Brief:
All lines with the word "CONCURSOS" in the material below are required.

- Opening Delimiter -

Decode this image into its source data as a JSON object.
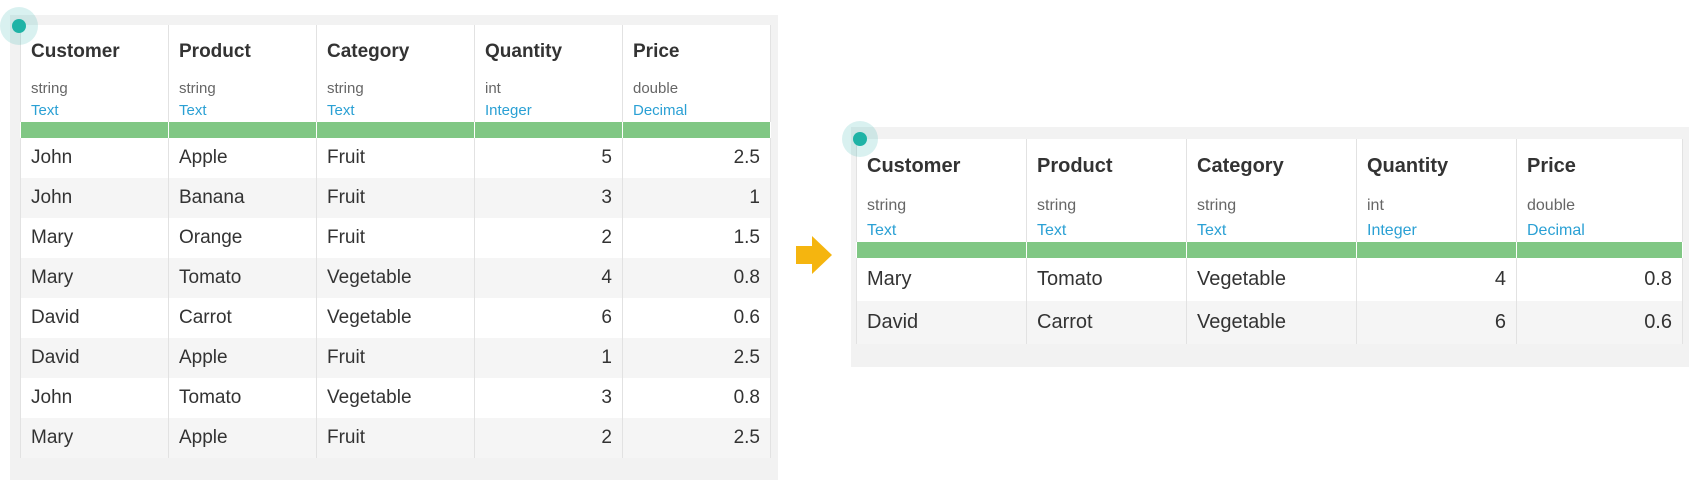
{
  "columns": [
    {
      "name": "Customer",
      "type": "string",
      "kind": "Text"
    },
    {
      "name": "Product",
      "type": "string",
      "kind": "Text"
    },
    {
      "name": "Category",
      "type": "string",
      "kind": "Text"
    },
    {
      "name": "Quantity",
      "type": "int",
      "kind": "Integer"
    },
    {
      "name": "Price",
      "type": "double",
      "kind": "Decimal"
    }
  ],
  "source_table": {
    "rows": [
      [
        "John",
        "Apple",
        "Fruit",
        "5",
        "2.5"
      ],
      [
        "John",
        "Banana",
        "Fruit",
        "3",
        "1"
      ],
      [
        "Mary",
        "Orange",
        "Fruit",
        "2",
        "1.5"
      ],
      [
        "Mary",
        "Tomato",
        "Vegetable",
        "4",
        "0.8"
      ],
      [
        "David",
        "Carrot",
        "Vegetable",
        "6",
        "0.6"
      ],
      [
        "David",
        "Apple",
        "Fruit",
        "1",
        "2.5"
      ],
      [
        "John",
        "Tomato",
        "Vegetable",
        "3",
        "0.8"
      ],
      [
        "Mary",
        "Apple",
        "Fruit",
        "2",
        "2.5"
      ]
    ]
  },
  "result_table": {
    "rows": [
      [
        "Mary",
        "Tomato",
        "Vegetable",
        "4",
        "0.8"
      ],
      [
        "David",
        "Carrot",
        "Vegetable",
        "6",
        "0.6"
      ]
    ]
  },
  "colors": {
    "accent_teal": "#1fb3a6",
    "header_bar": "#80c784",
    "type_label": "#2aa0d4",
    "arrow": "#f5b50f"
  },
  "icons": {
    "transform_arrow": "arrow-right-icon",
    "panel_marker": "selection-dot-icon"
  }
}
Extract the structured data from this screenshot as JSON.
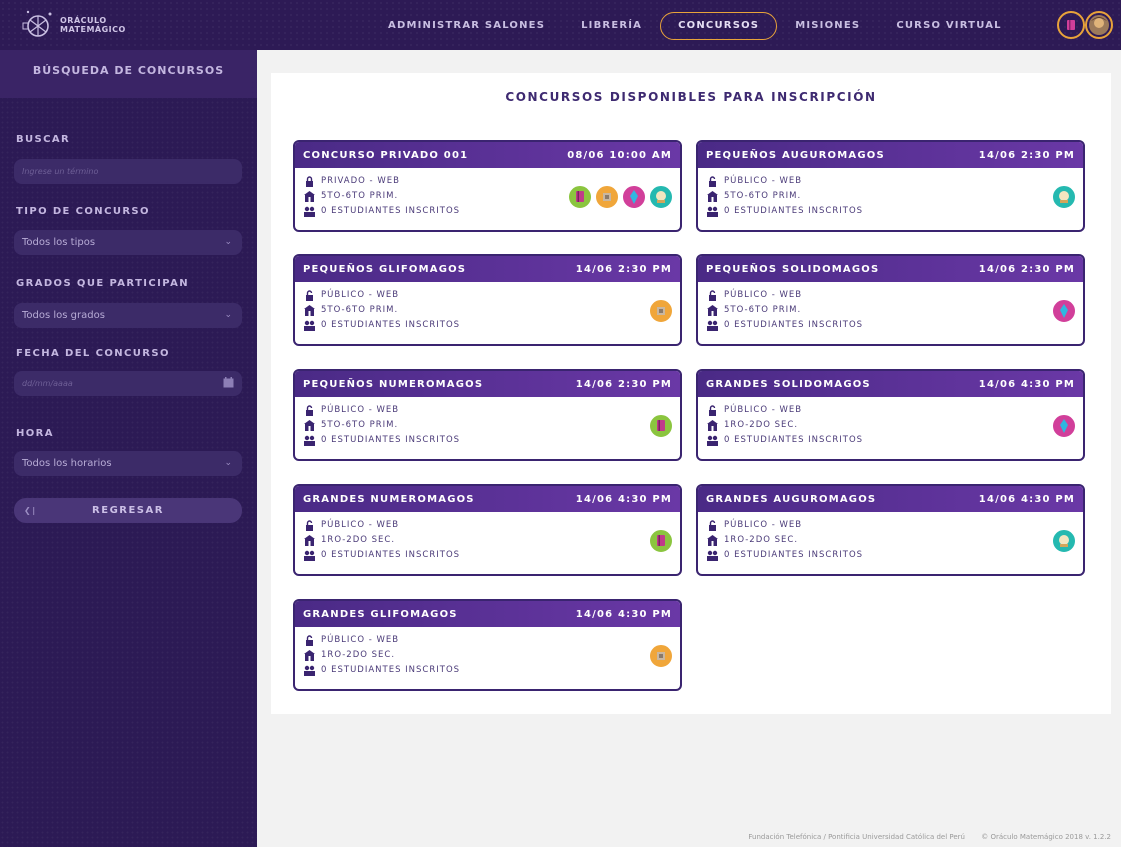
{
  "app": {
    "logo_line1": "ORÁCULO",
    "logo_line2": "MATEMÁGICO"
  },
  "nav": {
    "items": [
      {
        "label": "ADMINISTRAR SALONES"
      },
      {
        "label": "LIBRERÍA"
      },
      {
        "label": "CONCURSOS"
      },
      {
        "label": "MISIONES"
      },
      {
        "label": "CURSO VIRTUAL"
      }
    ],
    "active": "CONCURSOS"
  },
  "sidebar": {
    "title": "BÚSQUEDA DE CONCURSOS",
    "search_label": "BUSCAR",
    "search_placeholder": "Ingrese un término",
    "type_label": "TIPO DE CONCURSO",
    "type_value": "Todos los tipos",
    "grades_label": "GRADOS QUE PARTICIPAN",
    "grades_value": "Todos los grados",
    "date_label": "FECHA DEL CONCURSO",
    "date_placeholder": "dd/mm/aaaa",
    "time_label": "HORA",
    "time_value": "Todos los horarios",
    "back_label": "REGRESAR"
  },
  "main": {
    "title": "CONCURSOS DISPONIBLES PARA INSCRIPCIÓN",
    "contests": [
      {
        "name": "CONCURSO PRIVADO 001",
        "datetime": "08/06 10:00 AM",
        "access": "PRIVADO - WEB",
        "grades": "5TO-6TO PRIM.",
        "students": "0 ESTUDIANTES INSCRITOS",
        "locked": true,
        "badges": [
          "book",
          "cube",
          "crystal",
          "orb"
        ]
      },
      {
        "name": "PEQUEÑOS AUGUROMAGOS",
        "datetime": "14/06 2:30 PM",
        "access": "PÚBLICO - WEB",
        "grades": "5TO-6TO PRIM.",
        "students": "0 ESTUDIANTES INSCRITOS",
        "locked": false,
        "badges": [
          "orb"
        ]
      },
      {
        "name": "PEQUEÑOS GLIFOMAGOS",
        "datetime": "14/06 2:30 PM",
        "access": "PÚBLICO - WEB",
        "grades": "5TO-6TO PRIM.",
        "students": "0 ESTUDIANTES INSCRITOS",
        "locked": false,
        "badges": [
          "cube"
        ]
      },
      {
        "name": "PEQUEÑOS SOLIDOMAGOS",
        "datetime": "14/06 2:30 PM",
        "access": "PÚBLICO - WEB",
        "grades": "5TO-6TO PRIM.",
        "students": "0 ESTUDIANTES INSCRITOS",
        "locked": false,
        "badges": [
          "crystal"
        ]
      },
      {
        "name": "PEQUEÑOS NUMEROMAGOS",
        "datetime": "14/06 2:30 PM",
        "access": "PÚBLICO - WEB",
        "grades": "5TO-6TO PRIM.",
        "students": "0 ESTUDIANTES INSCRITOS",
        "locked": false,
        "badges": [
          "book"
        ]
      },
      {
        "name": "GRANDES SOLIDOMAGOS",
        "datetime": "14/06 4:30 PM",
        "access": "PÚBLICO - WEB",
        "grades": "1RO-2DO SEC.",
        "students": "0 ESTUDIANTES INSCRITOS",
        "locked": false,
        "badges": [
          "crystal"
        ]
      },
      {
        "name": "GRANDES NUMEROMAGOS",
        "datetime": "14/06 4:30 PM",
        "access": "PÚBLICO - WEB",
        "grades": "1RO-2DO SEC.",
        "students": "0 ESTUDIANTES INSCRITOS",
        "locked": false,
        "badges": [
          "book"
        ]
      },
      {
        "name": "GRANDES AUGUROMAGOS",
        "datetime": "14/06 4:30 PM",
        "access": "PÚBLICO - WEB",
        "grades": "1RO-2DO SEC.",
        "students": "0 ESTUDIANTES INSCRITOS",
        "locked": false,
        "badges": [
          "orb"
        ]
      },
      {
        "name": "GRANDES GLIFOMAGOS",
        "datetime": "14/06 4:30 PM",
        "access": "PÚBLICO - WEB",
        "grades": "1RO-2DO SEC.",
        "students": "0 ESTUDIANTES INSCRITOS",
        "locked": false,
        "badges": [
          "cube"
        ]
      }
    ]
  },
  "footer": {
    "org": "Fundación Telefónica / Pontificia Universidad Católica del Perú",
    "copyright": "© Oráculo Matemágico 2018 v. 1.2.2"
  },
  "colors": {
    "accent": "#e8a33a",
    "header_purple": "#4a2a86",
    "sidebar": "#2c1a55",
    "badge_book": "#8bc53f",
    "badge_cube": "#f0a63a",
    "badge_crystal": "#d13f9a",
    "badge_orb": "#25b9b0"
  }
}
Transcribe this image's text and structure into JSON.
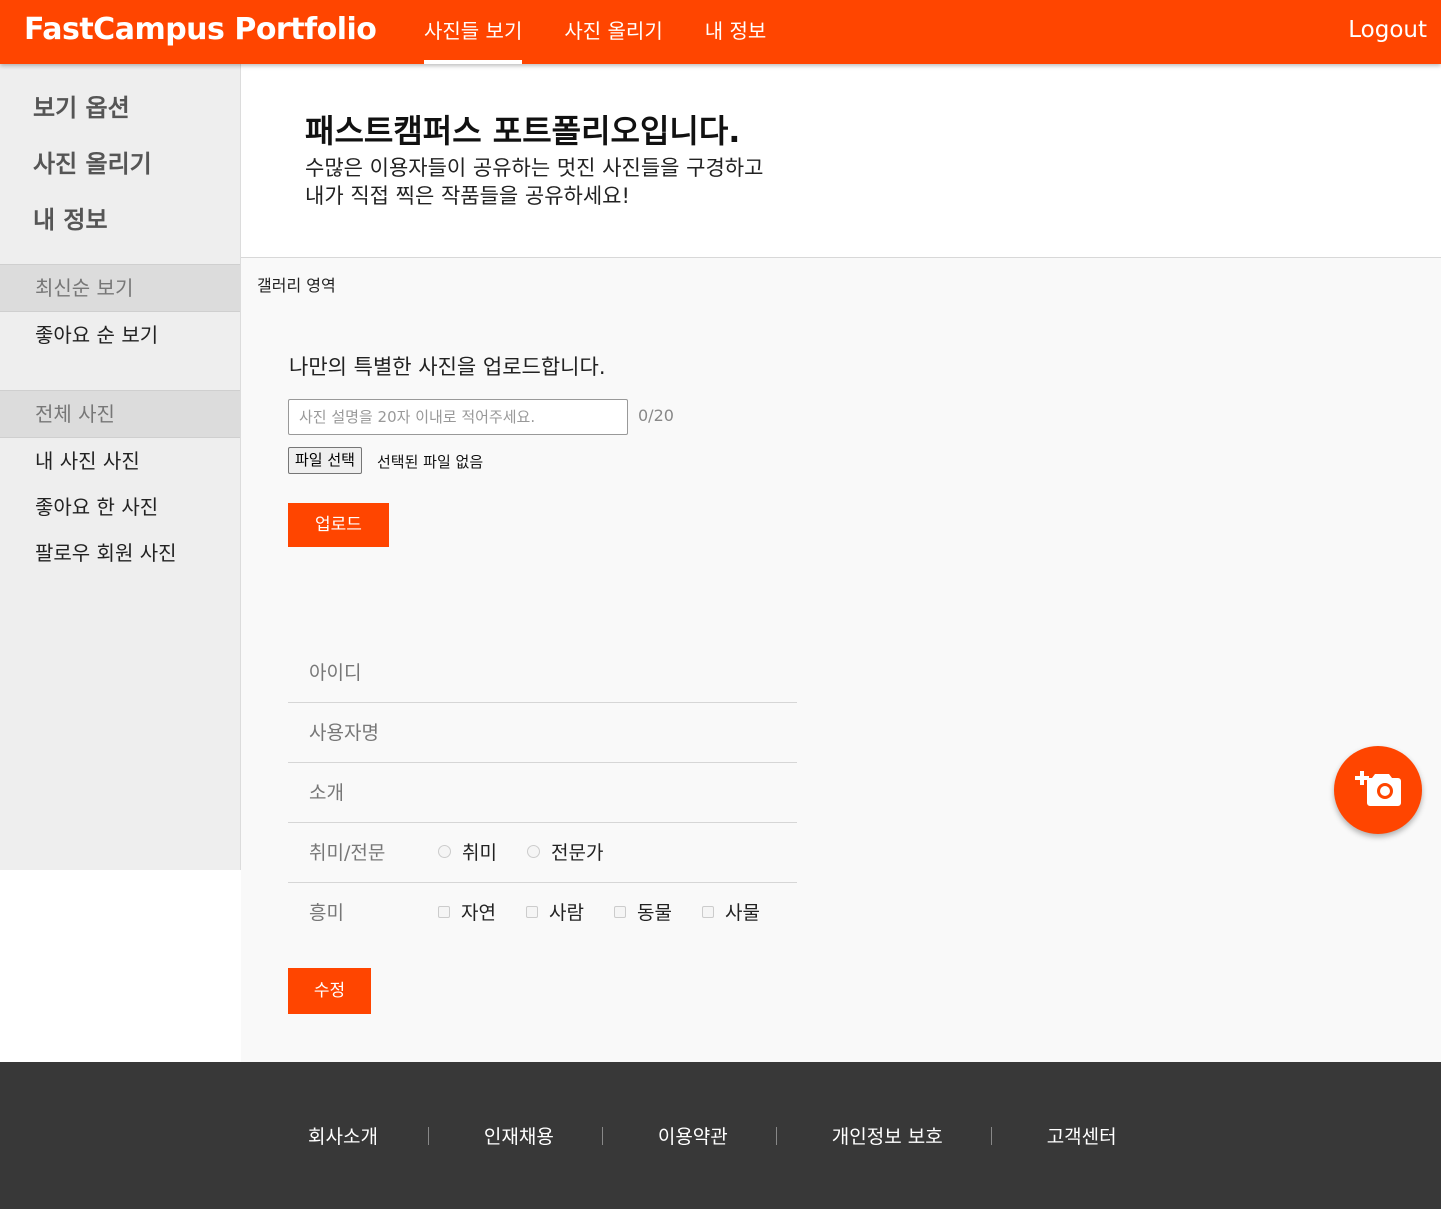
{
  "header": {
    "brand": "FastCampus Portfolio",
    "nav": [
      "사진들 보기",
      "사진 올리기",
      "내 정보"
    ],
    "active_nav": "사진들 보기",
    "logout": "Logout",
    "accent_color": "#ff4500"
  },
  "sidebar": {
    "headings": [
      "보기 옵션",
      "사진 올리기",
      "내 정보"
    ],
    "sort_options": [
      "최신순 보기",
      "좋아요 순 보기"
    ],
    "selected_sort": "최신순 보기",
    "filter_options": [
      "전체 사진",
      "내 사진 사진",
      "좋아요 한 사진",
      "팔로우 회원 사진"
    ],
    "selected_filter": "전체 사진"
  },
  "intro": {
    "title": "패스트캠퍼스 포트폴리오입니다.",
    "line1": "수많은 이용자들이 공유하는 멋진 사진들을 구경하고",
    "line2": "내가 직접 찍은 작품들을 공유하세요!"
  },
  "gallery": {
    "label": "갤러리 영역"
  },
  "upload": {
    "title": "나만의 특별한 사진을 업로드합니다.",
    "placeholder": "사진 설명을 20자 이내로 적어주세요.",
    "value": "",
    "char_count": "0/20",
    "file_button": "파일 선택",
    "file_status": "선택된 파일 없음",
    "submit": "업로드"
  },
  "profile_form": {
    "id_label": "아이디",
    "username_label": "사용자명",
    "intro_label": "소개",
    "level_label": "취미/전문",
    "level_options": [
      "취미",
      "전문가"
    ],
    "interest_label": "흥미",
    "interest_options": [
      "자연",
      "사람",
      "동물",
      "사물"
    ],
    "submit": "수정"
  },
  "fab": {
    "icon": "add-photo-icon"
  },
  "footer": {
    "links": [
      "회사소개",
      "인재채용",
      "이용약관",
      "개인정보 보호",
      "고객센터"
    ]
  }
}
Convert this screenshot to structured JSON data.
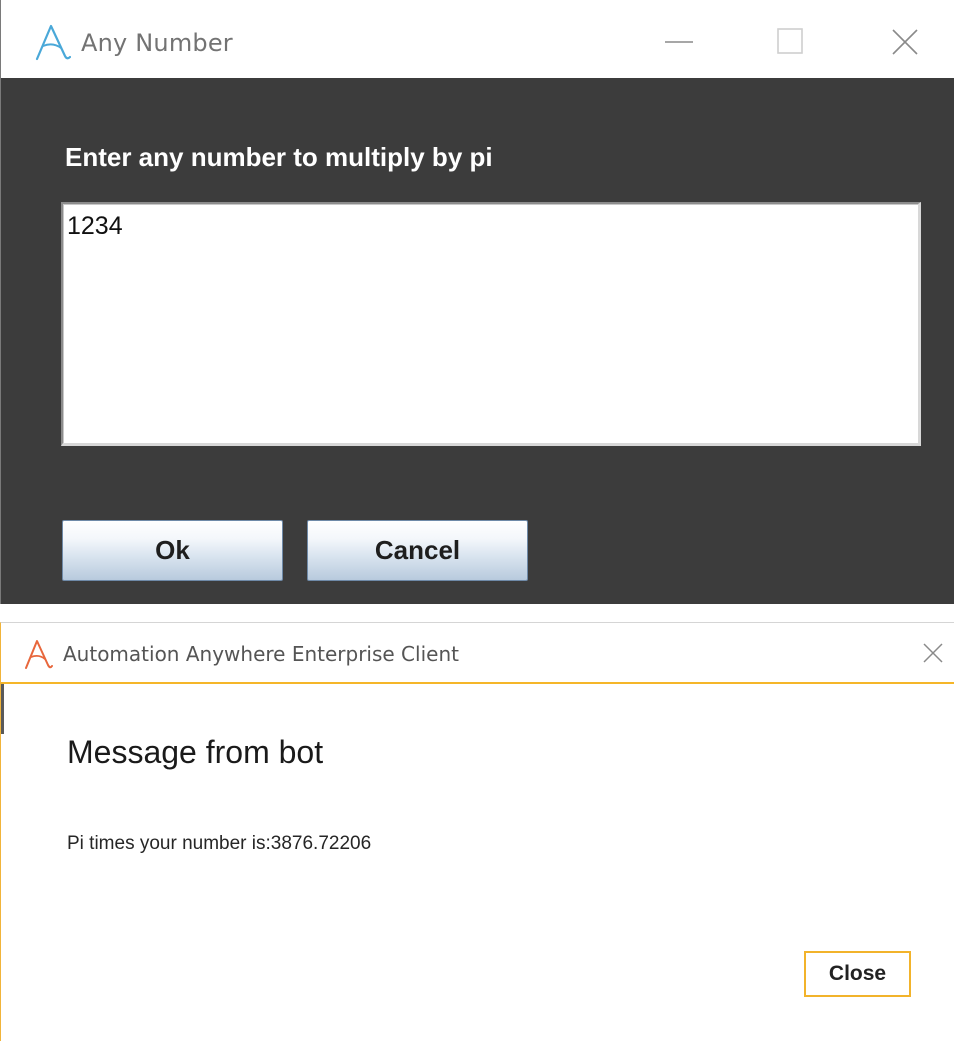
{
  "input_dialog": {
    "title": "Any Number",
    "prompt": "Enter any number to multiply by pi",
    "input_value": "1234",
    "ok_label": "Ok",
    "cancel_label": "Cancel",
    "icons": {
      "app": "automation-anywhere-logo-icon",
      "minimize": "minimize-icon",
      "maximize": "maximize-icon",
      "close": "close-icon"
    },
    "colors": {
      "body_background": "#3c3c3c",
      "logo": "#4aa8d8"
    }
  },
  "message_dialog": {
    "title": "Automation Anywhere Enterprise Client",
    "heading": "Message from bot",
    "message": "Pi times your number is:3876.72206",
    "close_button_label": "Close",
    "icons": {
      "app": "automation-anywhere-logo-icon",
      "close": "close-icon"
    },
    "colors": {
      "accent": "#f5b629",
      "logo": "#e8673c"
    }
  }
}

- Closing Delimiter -

Written response:
        "label": "CONCURSOS"
    "active": "CONCURSOS"
    "title": "BÚSQUEDA DE CONCURSOS",
    "title": "CONCURSOS DISPONIBLES PARA INSCRIPCIÓN",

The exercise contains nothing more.